TASK BRIEF:
Work through the material below and tally the lines holding "this"; only the tally should be returned.

AVAILABLE RECORDS:
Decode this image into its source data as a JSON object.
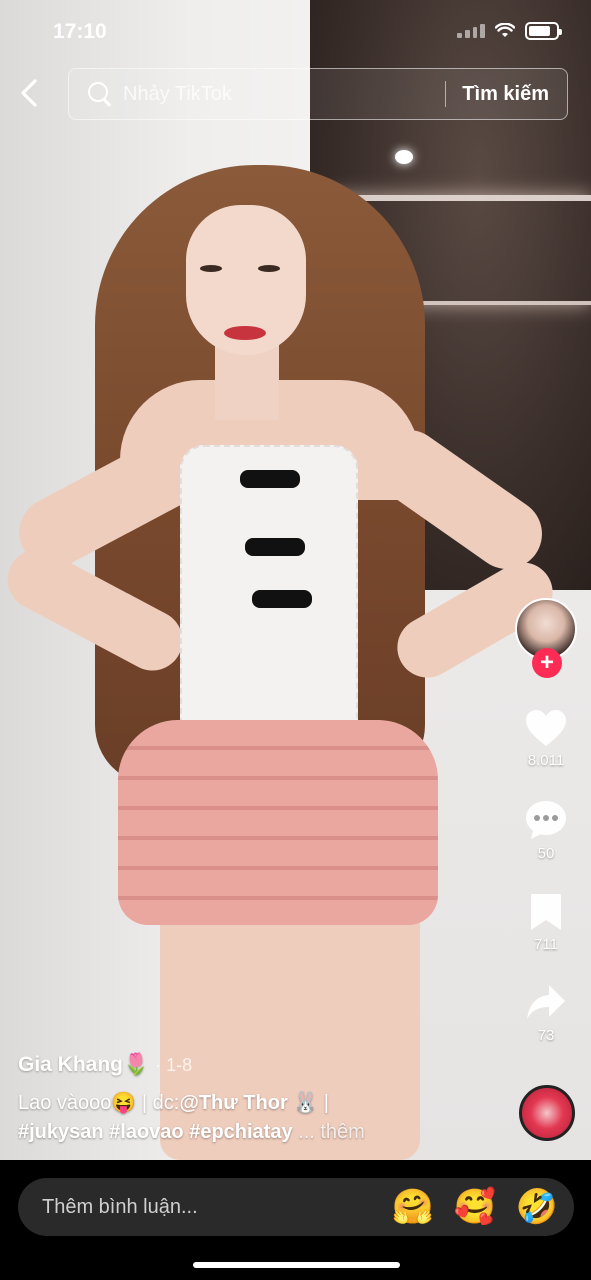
{
  "status_bar": {
    "time": "17:10"
  },
  "search": {
    "placeholder": "Nhảy TikTok",
    "button_label": "Tìm kiếm"
  },
  "rail": {
    "follow_label": "+",
    "likes": "8.011",
    "comments": "50",
    "saves": "711",
    "shares": "73"
  },
  "caption": {
    "author": "Gia Khang🌷",
    "date": "· 1-8",
    "text_prefix": "Lao vàooo😝 | dc:",
    "mention": "@Thư Thor 🐰",
    "text_suffix": " |",
    "hashtags": "#jukysan #laovao #epchiatay",
    "more": " ... thêm"
  },
  "comment_bar": {
    "placeholder": "Thêm bình luận...",
    "emojis": [
      "🤗",
      "🥰",
      "🤣"
    ]
  },
  "colors": {
    "accent": "#fe2c55",
    "background": "#000000"
  }
}
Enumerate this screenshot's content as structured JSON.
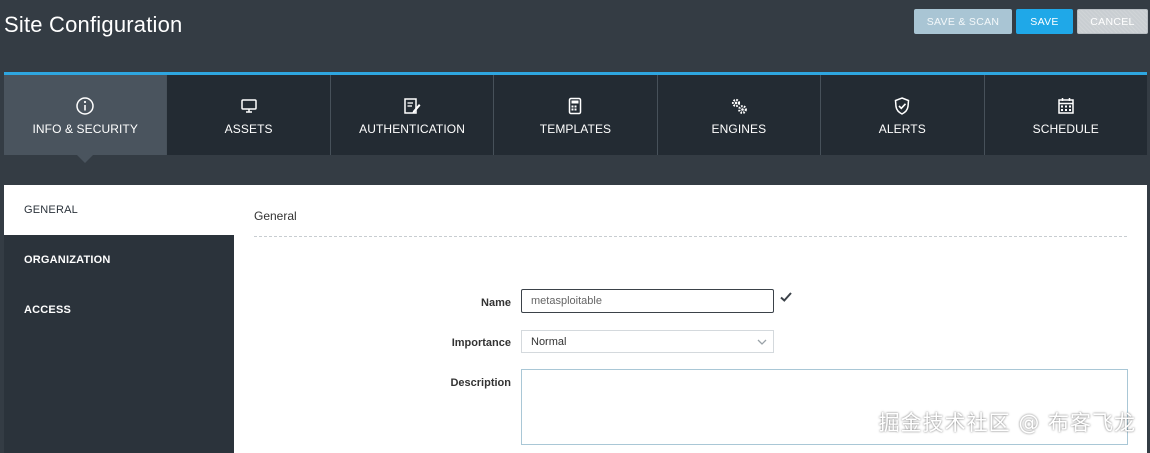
{
  "header": {
    "title": "Site Configuration",
    "buttons": {
      "save_scan": "SAVE & SCAN",
      "save": "SAVE",
      "cancel": "CANCEL"
    }
  },
  "tabs": [
    {
      "label": "INFO & SECURITY",
      "icon": "info-icon",
      "active": true
    },
    {
      "label": "ASSETS",
      "icon": "monitor-icon",
      "active": false
    },
    {
      "label": "AUTHENTICATION",
      "icon": "edit-document-icon",
      "active": false
    },
    {
      "label": "TEMPLATES",
      "icon": "calculator-icon",
      "active": false
    },
    {
      "label": "ENGINES",
      "icon": "gears-icon",
      "active": false
    },
    {
      "label": "ALERTS",
      "icon": "shield-check-icon",
      "active": false
    },
    {
      "label": "SCHEDULE",
      "icon": "calendar-icon",
      "active": false
    }
  ],
  "sidebar": {
    "items": [
      {
        "label": "GENERAL",
        "active": true
      },
      {
        "label": "ORGANIZATION",
        "active": false
      },
      {
        "label": "ACCESS",
        "active": false
      }
    ]
  },
  "main": {
    "section_title": "General",
    "fields": {
      "name": {
        "label": "Name",
        "value": "metasploitable"
      },
      "importance": {
        "label": "Importance",
        "value": "Normal"
      },
      "description": {
        "label": "Description",
        "value": ""
      }
    }
  },
  "watermark": "掘金技术社区 @ 布客飞龙",
  "colors": {
    "accent": "#2ea6e0",
    "save_button": "#1fa8e8",
    "header_bg": "#343c44",
    "tab_bg": "#232b33",
    "tab_active_bg": "#4a545e"
  }
}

FINISHED TASK:
2